GEN-MEDIEVAL-L ArchivesArchiver > GEN-MEDIEVAL > 2004-10 > 1097154146
From: "D. Spencer Hines" <>
Subject: Re: Non Sequitur
Date: Thu, 7 Oct 2004 13:02:26 -0000
References: <Yxa9d.17317$5O5.firstname.lastname@example.org> <email@example.com>
In English we do translate _NON SEQUITUR_ as:
"It does not follow." [Idiomatic]
Peter is right.
It's a term we use in LOGIC and RHETORIC.
But I have no doubt Chico knows his own language, Portuguese -- and the
Portuguese-speaking Brazilians _seem_ to have a different slant on this
"Non sequitur, nothing remains, nothing to be said, nothing to be
Quite a different meaning.
Salud y Aloha,

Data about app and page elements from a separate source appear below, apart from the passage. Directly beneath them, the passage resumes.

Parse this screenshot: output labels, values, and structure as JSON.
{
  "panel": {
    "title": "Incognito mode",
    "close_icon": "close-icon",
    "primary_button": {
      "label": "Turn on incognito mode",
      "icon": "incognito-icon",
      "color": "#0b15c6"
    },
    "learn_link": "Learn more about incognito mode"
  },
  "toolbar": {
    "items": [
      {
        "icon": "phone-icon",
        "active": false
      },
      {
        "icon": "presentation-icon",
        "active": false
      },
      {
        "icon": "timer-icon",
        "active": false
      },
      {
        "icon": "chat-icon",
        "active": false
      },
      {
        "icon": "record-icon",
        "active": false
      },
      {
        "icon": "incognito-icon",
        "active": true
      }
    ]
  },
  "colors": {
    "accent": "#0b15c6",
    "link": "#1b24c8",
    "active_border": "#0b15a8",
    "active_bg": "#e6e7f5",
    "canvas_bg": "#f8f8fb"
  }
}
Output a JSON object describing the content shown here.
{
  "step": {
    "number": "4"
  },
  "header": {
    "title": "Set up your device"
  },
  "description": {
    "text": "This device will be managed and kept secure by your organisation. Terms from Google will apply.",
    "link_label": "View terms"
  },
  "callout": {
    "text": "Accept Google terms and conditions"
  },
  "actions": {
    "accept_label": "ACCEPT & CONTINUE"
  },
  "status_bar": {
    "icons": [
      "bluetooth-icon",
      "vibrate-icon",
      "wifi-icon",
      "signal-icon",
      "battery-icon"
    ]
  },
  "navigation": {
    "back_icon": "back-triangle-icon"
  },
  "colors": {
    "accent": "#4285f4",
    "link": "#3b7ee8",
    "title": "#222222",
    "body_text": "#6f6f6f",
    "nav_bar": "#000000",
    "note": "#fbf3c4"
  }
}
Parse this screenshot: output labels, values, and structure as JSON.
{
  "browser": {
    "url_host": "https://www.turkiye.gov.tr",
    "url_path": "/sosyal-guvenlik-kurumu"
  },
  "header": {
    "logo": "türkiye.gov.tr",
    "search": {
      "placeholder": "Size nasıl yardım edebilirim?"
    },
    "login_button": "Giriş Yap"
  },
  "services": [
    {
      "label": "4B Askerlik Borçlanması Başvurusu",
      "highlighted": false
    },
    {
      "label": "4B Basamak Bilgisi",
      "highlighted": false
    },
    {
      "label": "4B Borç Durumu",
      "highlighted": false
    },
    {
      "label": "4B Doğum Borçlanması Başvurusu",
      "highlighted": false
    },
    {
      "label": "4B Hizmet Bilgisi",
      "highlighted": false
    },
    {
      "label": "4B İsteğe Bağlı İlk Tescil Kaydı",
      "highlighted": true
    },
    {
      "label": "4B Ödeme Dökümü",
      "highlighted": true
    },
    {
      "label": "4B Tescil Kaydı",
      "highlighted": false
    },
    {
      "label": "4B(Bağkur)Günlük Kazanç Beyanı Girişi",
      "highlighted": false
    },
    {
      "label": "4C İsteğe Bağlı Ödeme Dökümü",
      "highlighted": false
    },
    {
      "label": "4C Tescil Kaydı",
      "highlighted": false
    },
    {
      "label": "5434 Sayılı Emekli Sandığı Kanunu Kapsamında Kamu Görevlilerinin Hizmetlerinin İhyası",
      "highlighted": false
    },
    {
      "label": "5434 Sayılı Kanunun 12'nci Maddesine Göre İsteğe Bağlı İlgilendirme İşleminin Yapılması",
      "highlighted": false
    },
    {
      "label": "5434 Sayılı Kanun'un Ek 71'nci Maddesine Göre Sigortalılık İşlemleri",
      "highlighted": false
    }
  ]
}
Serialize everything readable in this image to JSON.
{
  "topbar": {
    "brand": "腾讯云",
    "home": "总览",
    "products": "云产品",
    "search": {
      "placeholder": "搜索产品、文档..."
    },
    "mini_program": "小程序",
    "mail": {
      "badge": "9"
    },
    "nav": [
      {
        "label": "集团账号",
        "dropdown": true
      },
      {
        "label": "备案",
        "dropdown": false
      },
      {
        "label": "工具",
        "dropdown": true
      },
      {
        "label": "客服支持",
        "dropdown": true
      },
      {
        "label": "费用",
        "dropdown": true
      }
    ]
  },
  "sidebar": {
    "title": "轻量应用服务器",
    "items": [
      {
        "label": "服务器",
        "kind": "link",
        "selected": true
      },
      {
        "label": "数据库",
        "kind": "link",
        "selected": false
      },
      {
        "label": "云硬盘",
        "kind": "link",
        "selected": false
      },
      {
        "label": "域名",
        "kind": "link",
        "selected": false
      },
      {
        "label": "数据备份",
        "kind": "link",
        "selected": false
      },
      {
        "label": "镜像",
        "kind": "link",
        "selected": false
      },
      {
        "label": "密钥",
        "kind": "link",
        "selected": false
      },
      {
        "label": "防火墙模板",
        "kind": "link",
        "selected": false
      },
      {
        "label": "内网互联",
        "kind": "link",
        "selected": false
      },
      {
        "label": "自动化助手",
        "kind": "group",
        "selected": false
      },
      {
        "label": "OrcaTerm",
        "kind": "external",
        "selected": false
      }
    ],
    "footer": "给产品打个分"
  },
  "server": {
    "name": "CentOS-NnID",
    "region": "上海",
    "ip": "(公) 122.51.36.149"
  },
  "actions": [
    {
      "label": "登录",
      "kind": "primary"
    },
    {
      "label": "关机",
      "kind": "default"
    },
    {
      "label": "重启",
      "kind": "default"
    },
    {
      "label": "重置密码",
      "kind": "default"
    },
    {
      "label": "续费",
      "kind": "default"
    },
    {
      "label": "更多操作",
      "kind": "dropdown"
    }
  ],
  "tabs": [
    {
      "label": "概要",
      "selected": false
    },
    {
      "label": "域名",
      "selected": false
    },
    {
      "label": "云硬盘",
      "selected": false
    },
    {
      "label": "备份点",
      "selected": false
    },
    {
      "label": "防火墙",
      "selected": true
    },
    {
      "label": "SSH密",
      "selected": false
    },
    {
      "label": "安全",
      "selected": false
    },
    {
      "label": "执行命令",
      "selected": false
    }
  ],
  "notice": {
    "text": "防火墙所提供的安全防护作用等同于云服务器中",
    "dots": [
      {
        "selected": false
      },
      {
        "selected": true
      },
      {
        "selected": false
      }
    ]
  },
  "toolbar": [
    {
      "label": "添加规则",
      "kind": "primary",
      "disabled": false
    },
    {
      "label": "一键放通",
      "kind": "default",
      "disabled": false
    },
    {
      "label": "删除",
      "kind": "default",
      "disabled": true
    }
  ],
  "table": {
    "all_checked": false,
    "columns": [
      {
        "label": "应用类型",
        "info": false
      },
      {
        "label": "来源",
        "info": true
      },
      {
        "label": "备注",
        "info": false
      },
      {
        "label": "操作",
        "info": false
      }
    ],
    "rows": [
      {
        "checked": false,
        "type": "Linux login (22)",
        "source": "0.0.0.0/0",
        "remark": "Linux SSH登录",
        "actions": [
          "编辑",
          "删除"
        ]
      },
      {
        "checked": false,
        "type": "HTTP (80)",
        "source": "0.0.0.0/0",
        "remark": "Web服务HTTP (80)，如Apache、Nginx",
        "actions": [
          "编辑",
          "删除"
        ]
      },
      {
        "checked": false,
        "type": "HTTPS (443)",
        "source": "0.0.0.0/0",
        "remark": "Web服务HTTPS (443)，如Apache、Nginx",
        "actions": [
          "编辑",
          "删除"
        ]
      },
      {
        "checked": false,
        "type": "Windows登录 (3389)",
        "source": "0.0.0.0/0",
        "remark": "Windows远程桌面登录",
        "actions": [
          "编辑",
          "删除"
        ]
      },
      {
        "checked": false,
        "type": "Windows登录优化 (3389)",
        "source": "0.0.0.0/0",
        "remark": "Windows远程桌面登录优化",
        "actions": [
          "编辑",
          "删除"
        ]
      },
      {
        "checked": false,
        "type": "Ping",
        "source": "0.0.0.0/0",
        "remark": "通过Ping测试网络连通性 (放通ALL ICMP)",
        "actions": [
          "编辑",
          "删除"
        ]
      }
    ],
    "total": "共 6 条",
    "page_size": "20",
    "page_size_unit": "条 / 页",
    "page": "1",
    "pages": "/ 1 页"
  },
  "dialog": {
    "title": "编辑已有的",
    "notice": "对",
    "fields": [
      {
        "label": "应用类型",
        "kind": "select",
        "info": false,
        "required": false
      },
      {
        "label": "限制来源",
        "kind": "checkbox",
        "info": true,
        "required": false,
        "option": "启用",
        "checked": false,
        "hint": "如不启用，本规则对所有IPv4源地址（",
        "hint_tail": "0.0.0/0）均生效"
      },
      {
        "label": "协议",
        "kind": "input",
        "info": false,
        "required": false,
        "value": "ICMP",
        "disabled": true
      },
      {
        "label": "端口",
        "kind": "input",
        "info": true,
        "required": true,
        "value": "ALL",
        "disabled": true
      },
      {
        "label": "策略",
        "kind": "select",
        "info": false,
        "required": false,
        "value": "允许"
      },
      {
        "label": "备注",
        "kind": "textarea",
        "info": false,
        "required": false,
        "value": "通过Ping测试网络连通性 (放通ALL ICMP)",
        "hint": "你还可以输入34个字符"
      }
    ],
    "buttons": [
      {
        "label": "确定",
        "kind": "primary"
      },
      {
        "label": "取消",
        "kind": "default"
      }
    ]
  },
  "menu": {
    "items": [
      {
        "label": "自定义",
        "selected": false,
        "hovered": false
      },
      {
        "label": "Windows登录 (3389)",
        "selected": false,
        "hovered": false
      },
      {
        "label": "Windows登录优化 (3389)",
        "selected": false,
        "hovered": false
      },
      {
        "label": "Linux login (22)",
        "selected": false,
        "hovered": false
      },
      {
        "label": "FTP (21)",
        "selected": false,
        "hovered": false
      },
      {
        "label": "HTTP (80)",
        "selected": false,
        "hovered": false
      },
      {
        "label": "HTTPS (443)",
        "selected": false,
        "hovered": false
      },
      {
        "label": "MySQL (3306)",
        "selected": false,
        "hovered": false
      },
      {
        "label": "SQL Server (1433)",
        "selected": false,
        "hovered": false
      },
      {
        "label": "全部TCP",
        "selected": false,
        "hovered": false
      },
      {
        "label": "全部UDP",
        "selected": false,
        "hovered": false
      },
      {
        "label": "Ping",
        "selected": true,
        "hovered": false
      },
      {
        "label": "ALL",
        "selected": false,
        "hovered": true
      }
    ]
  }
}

"Francisco Antonio Doria" <> wrote in
| Do check your Latin, please. I first went to le père
| des ânes, ;-)) Quicherat, 1869 edition, p. 1081.
| Sequitur hunc annum pax. This year is followed by
| Sequitur is rex qui... Remains to talk about the king
| Non sequitur, nothing remains, nothing to be said,
| nothing to be debated.
| I wonder whether there isn't some structural
| disharmony that makes some Latin terms and expressions
| so hard to understand to English-speaking people. My
| guess - just a guess - goes as follows: we have long
| used a language full of nuances, hidden implications,
| innuendos, perhaps. There is always a measure of
| ambiguity in Latin languages, even in its everyday
| usage, while English strives for clear-cut
| definitions, black or white characterizations. This is
| not our way.
| Best, chico
| --- Peter Stewart <> escreveu:
| > Francisco Antonio Doria wrote:
| > > The correct term is non sequitur, an idiomatic
| > > expression from the verb sequor, to follow.
| > Sequitur
| > > est... means, remains to [say, etc.]
| > >
| > > Non sequitur, nothing follows.
| > I've no idea what misquotation or misspelling
| > prompted your remarks, but
| > "non sequitur" means quite literally "it does not
| > follow" and certainly
| > not "nothing follows".
| > Peter Stewart
|Re: Non Sequitur by "D. Spencer Hines" <>|